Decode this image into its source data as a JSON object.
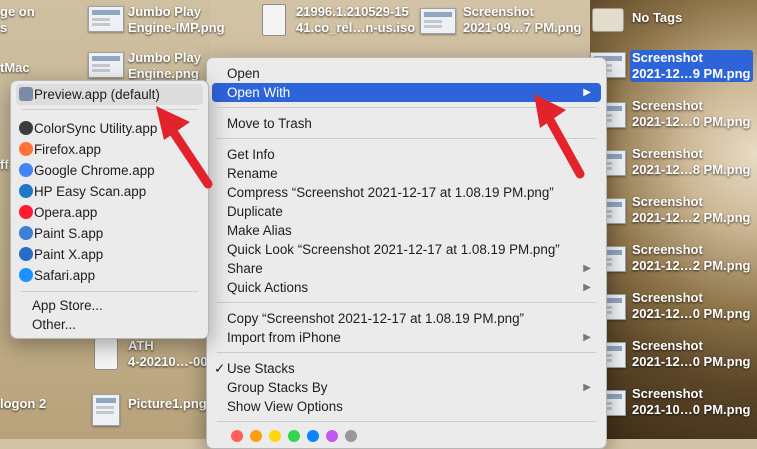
{
  "desktop": {
    "left_labels": [
      {
        "text": "ge on\ns",
        "icon": "drive-icon"
      },
      {
        "text": "tMac",
        "icon": "drive-icon"
      },
      {
        "text": "ff",
        "icon": "file-icon"
      },
      {
        "text": "logon 2",
        "icon": "file-icon"
      }
    ],
    "items": [
      {
        "label": "Jumbo Play\nEngine-IMP.png"
      },
      {
        "label": "Jumbo Play\nEngine.png"
      },
      {
        "label": "21996.1.210529-15\n41.co_rel…n-us.iso"
      },
      {
        "label": "Screenshot\n2021-09…7 PM.png"
      },
      {
        "label": "No Tags"
      },
      {
        "label": "ATH\n4-20210…-00"
      },
      {
        "label": "Picture1.png"
      }
    ],
    "right_column": [
      {
        "label": "Screenshot\n2021-12…9 PM.png",
        "selected": true
      },
      {
        "label": "Screenshot\n2021-12…0 PM.png",
        "selected": false
      },
      {
        "label": "Screenshot\n2021-12…8 PM.png",
        "selected": false
      },
      {
        "label": "Screenshot\n2021-12…2 PM.png",
        "selected": false
      },
      {
        "label": "Screenshot\n2021-12…2 PM.png",
        "selected": false
      },
      {
        "label": "Screenshot\n2021-12…0 PM.png",
        "selected": false
      },
      {
        "label": "Screenshot\n2021-12…0 PM.png",
        "selected": false
      },
      {
        "label": "Screenshot\n2021-10…0 PM.png",
        "selected": false
      }
    ]
  },
  "context_menu": {
    "items": [
      {
        "label": "Open",
        "submenu": false
      },
      {
        "label": "Open With",
        "submenu": true,
        "highlighted": true
      },
      {
        "label": "Move to Trash",
        "submenu": false
      },
      {
        "label": "Get Info",
        "submenu": false
      },
      {
        "label": "Rename",
        "submenu": false
      },
      {
        "label": "Compress “Screenshot 2021-12-17 at 1.08.19 PM.png”",
        "submenu": false
      },
      {
        "label": "Duplicate",
        "submenu": false
      },
      {
        "label": "Make Alias",
        "submenu": false
      },
      {
        "label": "Quick Look “Screenshot 2021-12-17 at 1.08.19 PM.png”",
        "submenu": false
      },
      {
        "label": "Share",
        "submenu": true
      },
      {
        "label": "Quick Actions",
        "submenu": true
      },
      {
        "label": "Copy “Screenshot 2021-12-17 at 1.08.19 PM.png”",
        "submenu": false
      },
      {
        "label": "Import from iPhone",
        "submenu": true
      },
      {
        "label": "Use Stacks",
        "submenu": false,
        "checked": true
      },
      {
        "label": "Group Stacks By",
        "submenu": true
      },
      {
        "label": "Show View Options",
        "submenu": false
      }
    ],
    "check_mark": "✓",
    "submenu_chevron": "▶",
    "tag_colors": [
      "#ff5f57",
      "#ff9f0a",
      "#ffd60a",
      "#32d74b",
      "#0a84ff",
      "#bf5af2",
      "#98989d"
    ]
  },
  "open_with_menu": {
    "default_app": "Preview.app (default)",
    "apps": [
      {
        "label": "ColorSync Utility.app",
        "icon": "colorsync-icon",
        "color": "#3b3b3b"
      },
      {
        "label": "Firefox.app",
        "icon": "firefox-icon",
        "color": "#ff7139"
      },
      {
        "label": "Google Chrome.app",
        "icon": "chrome-icon",
        "color": "#4285f4"
      },
      {
        "label": "HP Easy Scan.app",
        "icon": "hp-scan-icon",
        "color": "#1f78c8"
      },
      {
        "label": "Opera.app",
        "icon": "opera-icon",
        "color": "#ff1b2d"
      },
      {
        "label": "Paint S.app",
        "icon": "paint-s-icon",
        "color": "#3d7fd6"
      },
      {
        "label": "Paint X.app",
        "icon": "paint-x-icon",
        "color": "#2a6bc7"
      },
      {
        "label": "Safari.app",
        "icon": "safari-icon",
        "color": "#1e90ff"
      }
    ],
    "app_store": "App Store...",
    "other": "Other..."
  },
  "colors": {
    "highlight": "#2e64d9",
    "arrow": "#e3232c"
  }
}
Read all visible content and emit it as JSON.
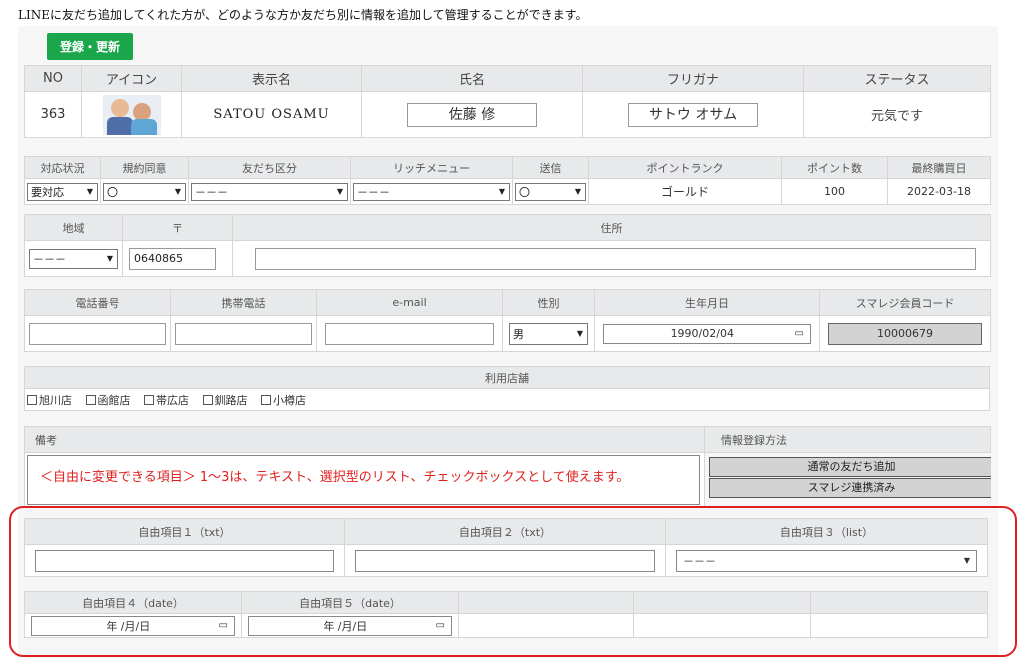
{
  "intro": "LINEに友だち追加してくれた方が、どのような方か友だち別に情報を追加して管理することができます。",
  "toolbar": {
    "register_label": "登録・更新"
  },
  "basic": {
    "headers": {
      "no": "NO",
      "icon": "アイコン",
      "display_name": "表示名",
      "full_name": "氏名",
      "furigana": "フリガナ",
      "status": "ステータス"
    },
    "no": "363",
    "display_name": "SATOU OSAMU",
    "full_name": "佐藤 修",
    "furigana": "サトウ オサム",
    "status": "元気です"
  },
  "service": {
    "headers": {
      "response": "対応状況",
      "consent": "規約同意",
      "friend_type": "友だち区分",
      "rich_menu": "リッチメニュー",
      "send": "送信",
      "point_rank": "ポイントランク",
      "points": "ポイント数",
      "last_purchase": "最終購買日"
    },
    "response": "要対応",
    "consent": "〇",
    "friend_type": "－－－",
    "rich_menu": "－－－",
    "send": "〇",
    "point_rank": "ゴールド",
    "points": "100",
    "last_purchase": "2022-03-18"
  },
  "address": {
    "headers": {
      "region": "地域",
      "postal": "〒",
      "address": "住所"
    },
    "region": "－－－",
    "postal": "0640865",
    "address": ""
  },
  "contact": {
    "headers": {
      "phone": "電話番号",
      "mobile": "携帯電話",
      "email": "e-mail",
      "gender": "性別",
      "birthday": "生年月日",
      "smaregi_code": "スマレジ会員コード"
    },
    "phone": "",
    "mobile": "",
    "email": "",
    "gender": "男",
    "birthday": "1990/02/04",
    "smaregi_code": "10000679"
  },
  "stores": {
    "header": "利用店舗",
    "items": [
      {
        "label": "旭川店",
        "checked": false
      },
      {
        "label": "函館店",
        "checked": false
      },
      {
        "label": "帯広店",
        "checked": false
      },
      {
        "label": "釧路店",
        "checked": false
      },
      {
        "label": "小樽店",
        "checked": false
      }
    ]
  },
  "notes": {
    "header": "備考",
    "text": "＜自由に変更できる項目＞ 1～3は、テキスト、選択型のリスト、チェックボックスとして使えます。"
  },
  "registration": {
    "header": "情報登録方法",
    "buttons": [
      "通常の友だち追加",
      "スマレジ連携済み"
    ]
  },
  "free_fields": {
    "field1_label": "自由項目１（txt）",
    "field2_label": "自由項目２（txt）",
    "field3_label": "自由項目３（list）",
    "field3_value": "－－－",
    "field4_label": "自由項目４（date）",
    "field5_label": "自由項目５（date）",
    "date_placeholder": "年 /月/日"
  },
  "colors": {
    "accent_green": "#1aa64a",
    "highlight_red": "#e0201f"
  },
  "icons": {
    "dropdown": "chevron-down-icon",
    "calendar": "calendar-icon",
    "checkbox": "checkbox-icon"
  }
}
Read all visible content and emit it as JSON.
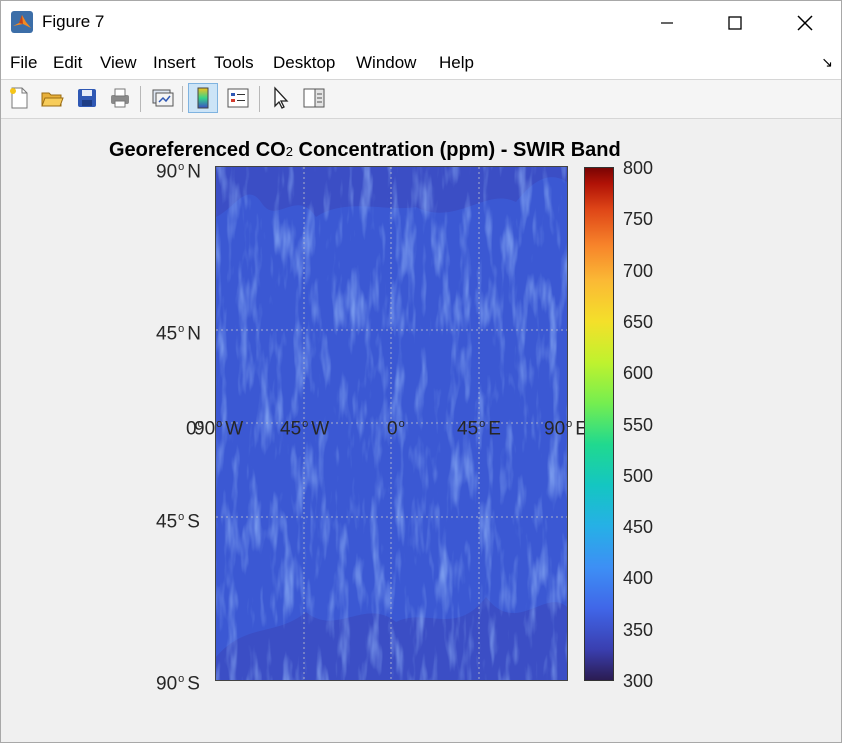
{
  "window": {
    "title": "Figure 7"
  },
  "menu": [
    "File",
    "Edit",
    "View",
    "Insert",
    "Tools",
    "Desktop",
    "Window",
    "Help"
  ],
  "toolbar_icons": [
    "new-figure-icon",
    "open-file-icon",
    "save-icon",
    "print-icon",
    "link-plot-icon",
    "colorbar-icon",
    "legend-icon",
    "pointer-icon",
    "property-inspector-icon"
  ],
  "figure": {
    "title_pre": "Georeferenced CO",
    "title_sub": "2",
    "title_post": " Concentration (ppm) - SWIR Band",
    "lat_labels": [
      {
        "num": "90",
        "dir": "N"
      },
      {
        "num": "45",
        "dir": "N"
      },
      {
        "num": "45",
        "dir": "S"
      },
      {
        "num": "90",
        "dir": "S"
      }
    ],
    "lon_labels": [
      {
        "num": "0",
        "dir": ""
      },
      {
        "num": "90",
        "dir": "W"
      },
      {
        "num": "45",
        "dir": "W"
      },
      {
        "num": "0",
        "dir": ""
      },
      {
        "num": "45",
        "dir": "E"
      },
      {
        "num": "90",
        "dir": "E"
      }
    ]
  },
  "chart_data": {
    "type": "heatmap",
    "title": "Georeferenced CO2 Concentration (ppm) - SWIR Band",
    "colormap": "turbo",
    "clim": [
      300,
      800
    ],
    "colorbar_ticks": [
      800,
      750,
      700,
      650,
      600,
      550,
      500,
      450,
      400,
      350,
      300
    ],
    "lat_ticks": [
      "90° N",
      "45° N",
      "0°",
      "45° S",
      "90° S"
    ],
    "lon_ticks": [
      "90° W",
      "45° W",
      "0°",
      "45° E",
      "90° E"
    ],
    "dominant_value_range": [
      350,
      420
    ],
    "grid": true
  },
  "colors": {
    "axes_fill": "#3b4ec5",
    "grid": "#c8c8c8",
    "background": "#f0f0f0"
  }
}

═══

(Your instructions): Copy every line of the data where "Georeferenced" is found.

(Reply):
    "title_pre": "Georeferenced CO",
    "title": "Georeferenced CO2 Concentration (ppm) - SWIR Band",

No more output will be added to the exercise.